Capital gain is an increase in the value of a capital asset that gives it a higher
worth than the purchase price. A capital loss is incurred when there is a
decrease in the capital asset value compared to an asset's purchase price. The
gain/loss is not realized until the asset is sold.
In other words Capital Gains Profits or gains arising from transfer of a capital
asset are called “Capital Gains” and are charged to tax under the head “Capital
Gains”. Capital asset is defined to include: (a) Any kind of property held by an
assessee, whether or not connected with business or profession of the
assessee. (b) Any securities held by a FII which has invested in such securities
in accordance with the regulations made under the SEBI Act, 1992.
Classification of capital Gains
Income from capital gains is classified as “Short Term Capital Gains” and
“Long Term Capital Gains”.
A capital gain may be short term in which term is one year or less than one
year must be claimed on income tax.
A capital gain may be Long term which is more than one year and must be
claimed on income tax.
Computation of Long Term capital Gain
Capital gain is computed by deducting the cost of acquisition, cost of
improvement and any expenditure incurred in connection with transfer from the
(*) Indexation is a process by which the cost of acquisition is adjusted against
inflationary rise in the value of asset. The benefit of indexation is available only
to long-term capital assets. For computation of indexed cost of acquisition
following factors are to be considered:
• Year of acquisition/improvement • Year of transfer
• Cost inflation index of the year of acquisition/improvement
Computation of Long Term capital Gain (LTCG
Full value of consideration(i.e., Sales consideration of asset) XXXXX
Less: Expenditure incurred wholly and exclusively in connection
with transfer of capital asset (E.g., brokerage, commission,
advertisement expenses, etc.).
Net sale consideration XXXXX
Less: Indexed cost of acquisition XXXXX
Less: Indexed cost of improvement if any (*) XXXXX
Long-Term Capital Gains XXXXX
Things we should know about Capital Gains Tax
Capital gains aren't just for rich people
Anyone who sells a capital asset should know that capital gains tax may apply. If
we sell something for more than our "basis" we’ll need to report that gain on our
taxes. Basis includes the price of the item and any other costs we had to pay to
acquire it, including:
● Sales taxes, excise taxes and other taxes and fees
● Shipping and handling costs
● Installation and setup charges
Home is exempt:
The single biggest asset many people have is their home, and depending on the real
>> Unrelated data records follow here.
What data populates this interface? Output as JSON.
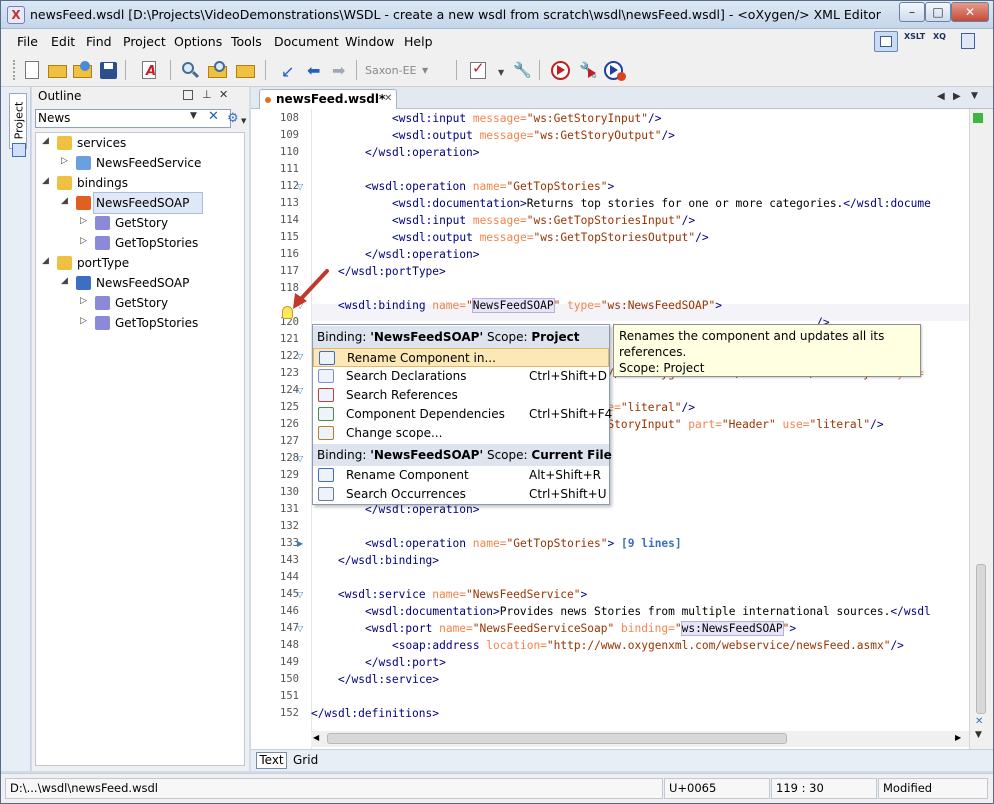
{
  "window": {
    "title": "newsFeed.wsdl [D:\\Projects\\VideoDemonstrations\\WSDL - create a new wsdl from scratch\\wsdl\\newsFeed.wsdl] - <oXygen/> XML Editor",
    "min": "–",
    "max": "□",
    "close": "✕"
  },
  "menu": [
    "File",
    "Edit",
    "Find",
    "Project",
    "Options",
    "Tools",
    "Document",
    "Window",
    "Help"
  ],
  "toolbar": {
    "transformer": "Saxon-EE"
  },
  "sidebar": {
    "project_tab": "Project"
  },
  "outline": {
    "title": "Outline",
    "filter_value": "News",
    "clear": "✕",
    "nodes": [
      {
        "level": 0,
        "label": "services",
        "exp": "◢",
        "icon": "folder-icon"
      },
      {
        "level": 1,
        "label": "NewsFeedService",
        "exp": "▷",
        "icon": "service-icon"
      },
      {
        "level": 0,
        "label": "bindings",
        "exp": "◢",
        "icon": "folder-icon"
      },
      {
        "level": 1,
        "label": "NewsFeedSOAP",
        "exp": "◢",
        "icon": "binding-icon",
        "selected": true
      },
      {
        "level": 2,
        "label": "GetStory",
        "exp": "▷",
        "icon": "operation-icon"
      },
      {
        "level": 2,
        "label": "GetTopStories",
        "exp": "▷",
        "icon": "operation-icon"
      },
      {
        "level": 0,
        "label": "portType",
        "exp": "◢",
        "icon": "folder-icon"
      },
      {
        "level": 1,
        "label": "NewsFeedSOAP",
        "exp": "◢",
        "icon": "porttype-icon"
      },
      {
        "level": 2,
        "label": "GetStory",
        "exp": "▷",
        "icon": "operation-icon"
      },
      {
        "level": 2,
        "label": "GetTopStories",
        "exp": "▷",
        "icon": "operation-icon"
      }
    ]
  },
  "editor": {
    "tab_label": "newsFeed.wsdl*",
    "view_tabs": [
      "Text",
      "Grid"
    ],
    "lines": [
      {
        "n": "108",
        "indent": 6,
        "fold": "",
        "seg": [
          [
            "tg",
            "<wsdl:input "
          ],
          [
            "an",
            "message="
          ],
          [
            "av",
            "\"ws:GetStoryInput\""
          ],
          [
            "tg",
            "/>"
          ]
        ]
      },
      {
        "n": "109",
        "indent": 6,
        "fold": "",
        "seg": [
          [
            "tg",
            "<wsdl:output "
          ],
          [
            "an",
            "message="
          ],
          [
            "av",
            "\"ws:GetStoryOutput\""
          ],
          [
            "tg",
            "/>"
          ]
        ]
      },
      {
        "n": "110",
        "indent": 4,
        "fold": "",
        "seg": [
          [
            "tg",
            "</wsdl:operation>"
          ]
        ]
      },
      {
        "n": "111",
        "indent": 0,
        "fold": "",
        "seg": []
      },
      {
        "n": "112",
        "indent": 4,
        "fold": "▽",
        "seg": [
          [
            "tg",
            "<wsdl:operation "
          ],
          [
            "an",
            "name="
          ],
          [
            "av",
            "\"GetTopStories\""
          ],
          [
            "tg",
            ">"
          ]
        ]
      },
      {
        "n": "113",
        "indent": 6,
        "fold": "",
        "seg": [
          [
            "tg",
            "<wsdl:documentation>"
          ],
          [
            "tx",
            "Returns top stories for one or more categories."
          ],
          [
            "tg",
            "</wsdl:docume"
          ]
        ]
      },
      {
        "n": "114",
        "indent": 6,
        "fold": "",
        "seg": [
          [
            "tg",
            "<wsdl:input "
          ],
          [
            "an",
            "message="
          ],
          [
            "av",
            "\"ws:GetTopStoriesInput\""
          ],
          [
            "tg",
            "/>"
          ]
        ]
      },
      {
        "n": "115",
        "indent": 6,
        "fold": "",
        "seg": [
          [
            "tg",
            "<wsdl:output "
          ],
          [
            "an",
            "message="
          ],
          [
            "av",
            "\"ws:GetTopStoriesOutput\""
          ],
          [
            "tg",
            "/>"
          ]
        ]
      },
      {
        "n": "116",
        "indent": 4,
        "fold": "",
        "seg": [
          [
            "tg",
            "</wsdl:operation>"
          ]
        ]
      },
      {
        "n": "117",
        "indent": 2,
        "fold": "",
        "seg": [
          [
            "tg",
            "</wsdl:portType>"
          ]
        ]
      },
      {
        "n": "118",
        "indent": 0,
        "fold": "",
        "seg": []
      },
      {
        "n": "",
        "indent": 2,
        "fold": "▽",
        "seg": [
          [
            "tg",
            "<wsdl:binding "
          ],
          [
            "an",
            "name="
          ],
          [
            "av",
            "\""
          ],
          [
            "hl",
            "NewsFeedSOAP"
          ],
          [
            "av",
            "\""
          ],
          [
            "tx",
            " "
          ],
          [
            "an",
            "type="
          ],
          [
            "av",
            "\"ws:NewsFeedSOAP\""
          ],
          [
            "tg",
            ">"
          ]
        ]
      },
      {
        "n": "120",
        "indent": 0,
        "fold": "",
        "seg": [
          [
            "tg",
            "                                                                           />"
          ]
        ]
      },
      {
        "n": "121",
        "indent": 0,
        "fold": "",
        "seg": []
      },
      {
        "n": "122",
        "indent": 0,
        "fold": "▽",
        "seg": []
      },
      {
        "n": "123",
        "indent": 0,
        "fold": "",
        "seg": [
          [
            "av",
            "                                          p://www.oxygenxml.com/webservice/GetStory\""
          ],
          [
            "tx",
            " "
          ],
          [
            "an",
            "style="
          ]
        ]
      },
      {
        "n": "124",
        "indent": 0,
        "fold": "▽",
        "seg": []
      },
      {
        "n": "125",
        "indent": 0,
        "fold": "",
        "seg": [
          [
            "an",
            "                                          use="
          ],
          [
            "av",
            "\"literal\""
          ],
          [
            "tg",
            "/>"
          ]
        ]
      },
      {
        "n": "126",
        "indent": 0,
        "fold": "",
        "seg": [
          [
            "av",
            "                                          etStoryInput\""
          ],
          [
            "tx",
            " "
          ],
          [
            "an",
            "part="
          ],
          [
            "av",
            "\"Header\""
          ],
          [
            "tx",
            " "
          ],
          [
            "an",
            "use="
          ],
          [
            "av",
            "\"literal\""
          ],
          [
            "tg",
            "/>"
          ]
        ]
      },
      {
        "n": "127",
        "indent": 0,
        "fold": "",
        "seg": []
      },
      {
        "n": "128",
        "indent": 0,
        "fold": "▽",
        "seg": []
      },
      {
        "n": "129",
        "indent": 0,
        "fold": "",
        "seg": [
          [
            "tg",
            "                                          />"
          ]
        ]
      },
      {
        "n": "130",
        "indent": 0,
        "fold": "",
        "seg": []
      },
      {
        "n": "131",
        "indent": 4,
        "fold": "",
        "seg": [
          [
            "tg",
            "</wsdl:operation>"
          ]
        ]
      },
      {
        "n": "132",
        "indent": 0,
        "fold": "",
        "seg": []
      },
      {
        "n": "133",
        "indent": 4,
        "fold": "▶",
        "seg": [
          [
            "tg",
            "<wsdl:operation "
          ],
          [
            "an",
            "name="
          ],
          [
            "av",
            "\"GetTopStories\""
          ],
          [
            "tg",
            ">"
          ],
          [
            "tx",
            " "
          ],
          [
            "fc",
            "[9 lines]"
          ]
        ]
      },
      {
        "n": "143",
        "indent": 2,
        "fold": "",
        "seg": [
          [
            "tg",
            "</wsdl:binding>"
          ]
        ]
      },
      {
        "n": "144",
        "indent": 0,
        "fold": "",
        "seg": []
      },
      {
        "n": "145",
        "indent": 2,
        "fold": "▽",
        "seg": [
          [
            "tg",
            "<wsdl:service "
          ],
          [
            "an",
            "name="
          ],
          [
            "av",
            "\"NewsFeedService\""
          ],
          [
            "tg",
            ">"
          ]
        ]
      },
      {
        "n": "146",
        "indent": 4,
        "fold": "",
        "seg": [
          [
            "tg",
            "<wsdl:documentation>"
          ],
          [
            "tx",
            "Provides news Stories from multiple international sources."
          ],
          [
            "tg",
            "</wsdl"
          ]
        ]
      },
      {
        "n": "147",
        "indent": 4,
        "fold": "▽",
        "seg": [
          [
            "tg",
            "<wsdl:port "
          ],
          [
            "an",
            "name="
          ],
          [
            "av",
            "\"NewsFeedServiceSoap\""
          ],
          [
            "tx",
            " "
          ],
          [
            "an",
            "binding="
          ],
          [
            "av",
            "\""
          ],
          [
            "hl",
            "ws:NewsFeedSOAP"
          ],
          [
            "av",
            "\""
          ],
          [
            "tg",
            ">"
          ]
        ]
      },
      {
        "n": "148",
        "indent": 6,
        "fold": "",
        "seg": [
          [
            "tg",
            "<soap:address "
          ],
          [
            "an",
            "location="
          ],
          [
            "av",
            "\"http://www.oxygenxml.com/webservice/newsFeed.asmx\""
          ],
          [
            "tg",
            "/>"
          ]
        ]
      },
      {
        "n": "149",
        "indent": 4,
        "fold": "",
        "seg": [
          [
            "tg",
            "</wsdl:port>"
          ]
        ]
      },
      {
        "n": "150",
        "indent": 2,
        "fold": "",
        "seg": [
          [
            "tg",
            "</wsdl:service>"
          ]
        ]
      },
      {
        "n": "151",
        "indent": 0,
        "fold": "",
        "seg": []
      },
      {
        "n": "152",
        "indent": 0,
        "fold": "",
        "seg": [
          [
            "tg",
            "</wsdl:definitions>"
          ]
        ]
      }
    ]
  },
  "popup": {
    "header1": {
      "binding_label": "Binding: ",
      "binding": "'NewsFeedSOAP'",
      "scope_label": "  Scope: ",
      "scope": "Project"
    },
    "group1": [
      {
        "label": "Rename Component in...",
        "key": "",
        "icon": "rename-icon"
      },
      {
        "label": "Search Declarations",
        "key": "Ctrl+Shift+D",
        "icon": "search-declarations-icon"
      },
      {
        "label": "Search References",
        "key": "",
        "icon": "search-references-icon"
      },
      {
        "label": "Component Dependencies",
        "key": "Ctrl+Shift+F4",
        "icon": "dependencies-icon"
      },
      {
        "label": "Change scope...",
        "key": "",
        "icon": "scope-icon"
      }
    ],
    "header2": {
      "binding_label": "Binding: ",
      "binding": "'NewsFeedSOAP'",
      "scope_label": "  Scope: ",
      "scope": "Current File"
    },
    "group2": [
      {
        "label": "Rename Component",
        "key": "Alt+Shift+R",
        "icon": "rename-icon"
      },
      {
        "label": "Search Occurrences",
        "key": "Ctrl+Shift+U",
        "icon": "search-occurrences-icon"
      }
    ]
  },
  "tooltip": {
    "line1": "Renames the component and updates all its references.",
    "line2": "Scope: Project"
  },
  "status": {
    "path": "D:\\...\\wsdl\\newsFeed.wsdl",
    "char": "U+0065",
    "position": "119 : 30",
    "state": "Modified"
  },
  "colors": {
    "accent": "#3a6fc2",
    "popup_hover": "#fce8b6",
    "tooltip_bg": "#ffffe1",
    "arrow": "#c0392b"
  }
}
estate market, a homeowner might realize a huge capital gain on a sale. The tax
code allows us to exclude some or all of such a gain from capital gains tax, as long
as we meet three conditions:
● we owned the home for a total of at least two years in the five-year period
before the sale.
● we used the home as our primary residence for a total of at least two years in
that same five-year period.
● we haven't excluded the gain from another home sale in the two-year period
before the sale.
If we meet these conditions, we can exclude up to $250,000 of our gain if we are
single, $500,000 if we are married filing jointly.
Length of ownership:
If we sell an asset after owning it for more than a year, any gain we have is a
"long-term" capital gain. If we sell an asset we have owned for a year or less,
though, it's a "short-term" capital gain. And the tax bite from short-term
gains is significantly larger than that from long-term gains.
People in the lowest tax brackets usually don't have to pay any tax on long-
term capital gains. The difference between short and long term, then, can
literally be the difference between taxes and no taxes.
Capital losses can offset capital gains:
If we sell something for less than its basis, we have a capital loss. Capital losses
from investments; but not from the sale of personal property can be used to
offset capital gains. So if we have $80,000 in long-term gains from the sale of
one stock, but $50,000 in long-term losses from the sale of another, then you
may only be taxed on $30,000 worth of long-term capital gains.
If capital losses exceed capital gains, you may be able to use the loss to offset up
to $3,000 of other income. If you have more than $3,000 in capital losses, the
excess can be carried forward to future years to offset income in those years.
Business income isn't a capital gain:
If you operate a business that buys and sells items, your gains from such sales
will be considered and taxed as business income rather than capital gains. For
example, many people buy items at antique stores and garage sales and then
resell them in online auctions. Do this in a businesslike manner and with the
intention of making a profit, and the IRS will view it as a business.
The money you pay out for items is a business expense, the money you receive is
business revenue and the difference between them is treated as income, subject
to the same taxes as income from employment.